The amount of digital data generated as a by-product in society is growing fast, e.g., data from satellites, sensors, transactions, administrative processes, social media and smartphones. This type of data is characterized by high volume, high velocity, high variety and is often called big data. The hope is to gain insights from this data for different areas such as e.g., health and crime prevention, planning of infrastructures, and business decisions. Big Data is of interest for agencies that produce statistics to find alternative data sources either to reduce cost, to improve estimates or to produce estimates in a more timely fashion. In particular on the economic statistics side, this interest in growing rapidly. The change in the nature of the new types of data, their availability, the way in which they are collected, and disseminated are fundamental. The change constitutes a paradigm shift for agencies that in the past relied primarily on survey research. However, data quality frameworks well established in statistics production still hold. Thus the goal of this lecture is to equip the next generation of social and economic scientists as well as survey researchers with the right tools to face these data. The lecture uses specially curated data sets and a working example that runs through the entire course.
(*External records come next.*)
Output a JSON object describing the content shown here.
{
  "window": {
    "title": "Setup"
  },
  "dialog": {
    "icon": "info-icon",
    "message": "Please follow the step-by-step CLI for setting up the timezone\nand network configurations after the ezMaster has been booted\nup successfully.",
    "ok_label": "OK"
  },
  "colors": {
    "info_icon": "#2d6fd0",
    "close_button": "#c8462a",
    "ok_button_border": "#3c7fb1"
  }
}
The lecture is paired with a hands-on lab session (SURV699U), in which students apply all learned techniques through a worked example relevant to core work of the Federal Statistical Agencies.